*** Opening of Data provided ***

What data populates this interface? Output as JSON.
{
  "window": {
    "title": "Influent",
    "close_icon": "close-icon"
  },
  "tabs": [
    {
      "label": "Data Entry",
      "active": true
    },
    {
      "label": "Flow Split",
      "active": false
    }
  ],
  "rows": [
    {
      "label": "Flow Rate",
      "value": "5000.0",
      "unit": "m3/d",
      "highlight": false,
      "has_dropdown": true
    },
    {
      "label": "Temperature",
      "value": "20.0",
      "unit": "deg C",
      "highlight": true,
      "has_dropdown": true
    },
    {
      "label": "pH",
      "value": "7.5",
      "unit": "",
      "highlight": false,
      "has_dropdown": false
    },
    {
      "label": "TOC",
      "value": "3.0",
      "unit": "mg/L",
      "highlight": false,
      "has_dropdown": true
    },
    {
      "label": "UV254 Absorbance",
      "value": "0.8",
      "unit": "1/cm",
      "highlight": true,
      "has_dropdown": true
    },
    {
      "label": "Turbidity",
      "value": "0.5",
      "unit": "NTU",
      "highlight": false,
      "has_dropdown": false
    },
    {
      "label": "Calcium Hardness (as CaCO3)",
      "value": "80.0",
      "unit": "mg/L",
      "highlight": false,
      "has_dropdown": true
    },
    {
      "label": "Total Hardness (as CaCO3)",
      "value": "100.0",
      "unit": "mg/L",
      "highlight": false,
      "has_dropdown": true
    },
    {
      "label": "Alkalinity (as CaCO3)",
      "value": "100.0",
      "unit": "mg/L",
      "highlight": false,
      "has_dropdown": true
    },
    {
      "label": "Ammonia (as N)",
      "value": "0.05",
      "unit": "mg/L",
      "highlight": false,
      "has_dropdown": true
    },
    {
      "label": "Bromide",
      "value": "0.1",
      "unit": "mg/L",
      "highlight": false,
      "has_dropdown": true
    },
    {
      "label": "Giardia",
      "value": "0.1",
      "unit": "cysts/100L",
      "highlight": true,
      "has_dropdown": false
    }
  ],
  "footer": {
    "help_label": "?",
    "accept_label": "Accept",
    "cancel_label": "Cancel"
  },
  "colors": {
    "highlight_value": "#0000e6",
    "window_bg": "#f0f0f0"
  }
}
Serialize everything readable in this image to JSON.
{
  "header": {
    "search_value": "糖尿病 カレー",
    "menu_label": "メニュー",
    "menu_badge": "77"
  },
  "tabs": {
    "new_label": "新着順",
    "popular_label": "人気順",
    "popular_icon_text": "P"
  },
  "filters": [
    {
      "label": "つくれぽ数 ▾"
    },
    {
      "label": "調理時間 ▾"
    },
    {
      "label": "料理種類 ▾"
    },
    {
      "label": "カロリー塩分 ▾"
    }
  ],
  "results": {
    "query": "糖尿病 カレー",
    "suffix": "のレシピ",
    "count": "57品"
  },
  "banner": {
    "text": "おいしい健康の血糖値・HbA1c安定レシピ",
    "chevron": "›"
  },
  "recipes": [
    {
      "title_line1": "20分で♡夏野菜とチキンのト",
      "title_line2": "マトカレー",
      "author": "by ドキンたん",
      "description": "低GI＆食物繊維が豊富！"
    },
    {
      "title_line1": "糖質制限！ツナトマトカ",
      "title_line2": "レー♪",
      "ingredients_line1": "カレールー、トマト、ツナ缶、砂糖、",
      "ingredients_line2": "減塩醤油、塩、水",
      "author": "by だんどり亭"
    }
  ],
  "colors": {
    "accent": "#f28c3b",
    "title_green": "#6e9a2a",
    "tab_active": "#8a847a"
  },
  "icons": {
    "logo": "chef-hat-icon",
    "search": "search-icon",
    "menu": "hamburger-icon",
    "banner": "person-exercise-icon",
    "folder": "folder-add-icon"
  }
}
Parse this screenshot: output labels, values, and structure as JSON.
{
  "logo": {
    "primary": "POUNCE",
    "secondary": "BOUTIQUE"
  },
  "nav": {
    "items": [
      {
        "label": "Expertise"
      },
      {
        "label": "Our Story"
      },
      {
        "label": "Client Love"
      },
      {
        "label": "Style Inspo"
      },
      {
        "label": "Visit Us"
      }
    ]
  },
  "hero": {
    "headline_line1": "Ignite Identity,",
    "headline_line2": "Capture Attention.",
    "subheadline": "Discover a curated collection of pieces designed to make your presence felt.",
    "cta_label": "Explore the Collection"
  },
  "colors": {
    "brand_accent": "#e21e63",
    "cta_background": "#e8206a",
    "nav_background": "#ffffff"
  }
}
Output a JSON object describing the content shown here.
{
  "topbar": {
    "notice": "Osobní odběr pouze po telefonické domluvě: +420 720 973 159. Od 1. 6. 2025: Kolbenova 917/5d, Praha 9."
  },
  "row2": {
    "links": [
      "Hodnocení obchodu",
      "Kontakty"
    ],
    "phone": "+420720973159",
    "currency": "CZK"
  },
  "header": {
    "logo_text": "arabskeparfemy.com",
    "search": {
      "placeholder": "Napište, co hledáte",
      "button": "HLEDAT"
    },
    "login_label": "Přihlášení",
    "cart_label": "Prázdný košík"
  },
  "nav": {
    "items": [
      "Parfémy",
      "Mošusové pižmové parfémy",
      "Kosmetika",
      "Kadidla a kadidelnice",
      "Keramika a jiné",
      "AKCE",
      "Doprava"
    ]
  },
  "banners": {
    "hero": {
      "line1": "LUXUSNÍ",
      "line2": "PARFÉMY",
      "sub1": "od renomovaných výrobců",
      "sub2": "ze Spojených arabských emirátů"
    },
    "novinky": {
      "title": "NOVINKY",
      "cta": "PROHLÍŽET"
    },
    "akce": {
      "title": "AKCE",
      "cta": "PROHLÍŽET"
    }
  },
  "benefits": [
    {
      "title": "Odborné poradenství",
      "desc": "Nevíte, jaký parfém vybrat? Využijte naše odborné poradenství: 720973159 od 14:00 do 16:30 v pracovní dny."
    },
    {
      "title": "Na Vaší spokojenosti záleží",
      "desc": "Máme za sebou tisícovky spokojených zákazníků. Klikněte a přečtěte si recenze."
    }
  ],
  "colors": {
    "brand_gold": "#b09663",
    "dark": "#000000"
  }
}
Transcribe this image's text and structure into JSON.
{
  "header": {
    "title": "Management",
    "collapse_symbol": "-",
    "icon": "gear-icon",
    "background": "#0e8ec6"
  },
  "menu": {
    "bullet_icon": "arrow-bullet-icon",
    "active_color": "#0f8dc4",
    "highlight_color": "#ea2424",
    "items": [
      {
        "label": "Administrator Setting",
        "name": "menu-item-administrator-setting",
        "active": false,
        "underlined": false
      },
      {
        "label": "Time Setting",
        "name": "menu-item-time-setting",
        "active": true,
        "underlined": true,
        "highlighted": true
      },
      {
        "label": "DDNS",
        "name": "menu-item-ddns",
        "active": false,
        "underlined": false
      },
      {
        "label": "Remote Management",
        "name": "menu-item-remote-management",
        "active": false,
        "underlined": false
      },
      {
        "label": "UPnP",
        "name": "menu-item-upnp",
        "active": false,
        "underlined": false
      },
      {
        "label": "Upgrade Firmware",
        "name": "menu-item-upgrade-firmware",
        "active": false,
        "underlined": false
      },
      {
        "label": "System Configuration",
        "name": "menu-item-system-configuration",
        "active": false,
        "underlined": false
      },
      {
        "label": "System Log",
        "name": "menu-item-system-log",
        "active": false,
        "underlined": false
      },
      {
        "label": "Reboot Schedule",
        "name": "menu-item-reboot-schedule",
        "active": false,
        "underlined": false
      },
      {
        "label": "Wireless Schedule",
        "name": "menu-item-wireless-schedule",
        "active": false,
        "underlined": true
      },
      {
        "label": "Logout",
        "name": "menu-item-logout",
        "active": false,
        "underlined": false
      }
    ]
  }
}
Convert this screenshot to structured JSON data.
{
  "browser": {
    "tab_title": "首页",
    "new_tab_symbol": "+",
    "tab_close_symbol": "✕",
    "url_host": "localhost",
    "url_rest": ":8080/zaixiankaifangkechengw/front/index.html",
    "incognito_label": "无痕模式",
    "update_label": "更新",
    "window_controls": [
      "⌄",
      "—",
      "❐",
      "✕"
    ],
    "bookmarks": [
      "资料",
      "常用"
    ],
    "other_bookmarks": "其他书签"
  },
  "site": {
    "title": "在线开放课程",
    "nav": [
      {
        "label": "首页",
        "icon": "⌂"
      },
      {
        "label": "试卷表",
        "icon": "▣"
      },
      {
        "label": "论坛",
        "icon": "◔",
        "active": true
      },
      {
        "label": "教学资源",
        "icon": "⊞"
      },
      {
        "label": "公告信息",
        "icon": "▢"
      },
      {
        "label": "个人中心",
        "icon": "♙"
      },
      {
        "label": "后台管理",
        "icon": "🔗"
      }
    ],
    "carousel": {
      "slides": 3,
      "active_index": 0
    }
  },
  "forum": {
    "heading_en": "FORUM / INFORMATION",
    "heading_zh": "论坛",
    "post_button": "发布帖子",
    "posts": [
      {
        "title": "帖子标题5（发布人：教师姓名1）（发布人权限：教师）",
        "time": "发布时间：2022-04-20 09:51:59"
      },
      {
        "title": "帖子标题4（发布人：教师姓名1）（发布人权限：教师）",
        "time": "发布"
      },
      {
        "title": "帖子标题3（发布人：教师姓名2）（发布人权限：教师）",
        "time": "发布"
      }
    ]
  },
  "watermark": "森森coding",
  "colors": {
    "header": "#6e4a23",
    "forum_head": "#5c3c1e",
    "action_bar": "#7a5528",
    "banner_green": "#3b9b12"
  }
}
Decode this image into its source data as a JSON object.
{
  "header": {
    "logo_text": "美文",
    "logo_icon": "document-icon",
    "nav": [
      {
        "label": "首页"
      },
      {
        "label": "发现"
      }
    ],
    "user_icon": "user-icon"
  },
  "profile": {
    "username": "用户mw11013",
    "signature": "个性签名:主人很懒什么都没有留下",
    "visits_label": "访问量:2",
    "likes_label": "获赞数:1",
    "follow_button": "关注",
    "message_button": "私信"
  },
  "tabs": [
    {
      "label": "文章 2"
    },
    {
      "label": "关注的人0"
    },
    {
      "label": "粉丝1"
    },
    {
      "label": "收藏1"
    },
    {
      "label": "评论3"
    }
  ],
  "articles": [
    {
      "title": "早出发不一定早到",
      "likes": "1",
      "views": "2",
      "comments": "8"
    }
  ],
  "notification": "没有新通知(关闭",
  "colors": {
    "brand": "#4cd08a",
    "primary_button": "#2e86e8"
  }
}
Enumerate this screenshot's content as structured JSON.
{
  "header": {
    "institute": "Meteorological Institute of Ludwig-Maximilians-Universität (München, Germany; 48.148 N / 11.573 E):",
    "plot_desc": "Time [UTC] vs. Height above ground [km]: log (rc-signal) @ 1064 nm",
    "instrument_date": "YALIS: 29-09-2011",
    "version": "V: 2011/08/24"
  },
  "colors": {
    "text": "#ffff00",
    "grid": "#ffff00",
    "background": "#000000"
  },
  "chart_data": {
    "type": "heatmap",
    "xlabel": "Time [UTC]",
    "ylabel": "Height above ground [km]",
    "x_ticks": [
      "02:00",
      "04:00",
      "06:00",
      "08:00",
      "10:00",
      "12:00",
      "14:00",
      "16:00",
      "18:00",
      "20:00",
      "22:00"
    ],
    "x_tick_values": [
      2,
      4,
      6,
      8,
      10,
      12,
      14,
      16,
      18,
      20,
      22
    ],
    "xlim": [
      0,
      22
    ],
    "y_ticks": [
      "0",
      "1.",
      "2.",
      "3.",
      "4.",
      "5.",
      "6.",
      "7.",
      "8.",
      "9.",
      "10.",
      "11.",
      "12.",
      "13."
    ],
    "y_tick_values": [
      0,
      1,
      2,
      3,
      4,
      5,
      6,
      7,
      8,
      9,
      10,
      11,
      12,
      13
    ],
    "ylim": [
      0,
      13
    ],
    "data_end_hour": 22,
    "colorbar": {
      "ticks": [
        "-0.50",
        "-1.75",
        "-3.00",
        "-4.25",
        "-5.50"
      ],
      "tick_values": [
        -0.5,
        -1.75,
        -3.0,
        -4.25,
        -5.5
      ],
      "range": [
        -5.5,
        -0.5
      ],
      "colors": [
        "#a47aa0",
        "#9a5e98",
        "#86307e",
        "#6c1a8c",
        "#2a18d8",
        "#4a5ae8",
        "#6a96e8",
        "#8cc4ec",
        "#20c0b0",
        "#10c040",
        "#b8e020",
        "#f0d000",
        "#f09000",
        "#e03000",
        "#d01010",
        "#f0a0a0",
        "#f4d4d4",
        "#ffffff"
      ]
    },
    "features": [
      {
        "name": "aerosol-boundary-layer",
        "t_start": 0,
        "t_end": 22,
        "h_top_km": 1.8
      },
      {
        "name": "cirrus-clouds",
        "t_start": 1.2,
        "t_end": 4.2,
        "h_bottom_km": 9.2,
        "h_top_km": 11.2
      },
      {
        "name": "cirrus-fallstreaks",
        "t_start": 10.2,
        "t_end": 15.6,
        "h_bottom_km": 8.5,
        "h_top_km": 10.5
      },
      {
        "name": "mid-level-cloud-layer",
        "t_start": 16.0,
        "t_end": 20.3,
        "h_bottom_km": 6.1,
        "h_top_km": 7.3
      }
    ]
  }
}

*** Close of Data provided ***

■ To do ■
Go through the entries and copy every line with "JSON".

■ Problem solution ■
What data populates this interface? Output as JSON.
Serialize everything readable in this image to JSON.
Parse this screenshot: output labels, values, and structure as JSON.
Output a JSON object describing the content shown here.
Transcribe this image's text and structure into JSON.
Convert this screenshot to structured JSON data.
Decode this image into its source data as a JSON object.
Enumerate this screenshot's content as structured JSON.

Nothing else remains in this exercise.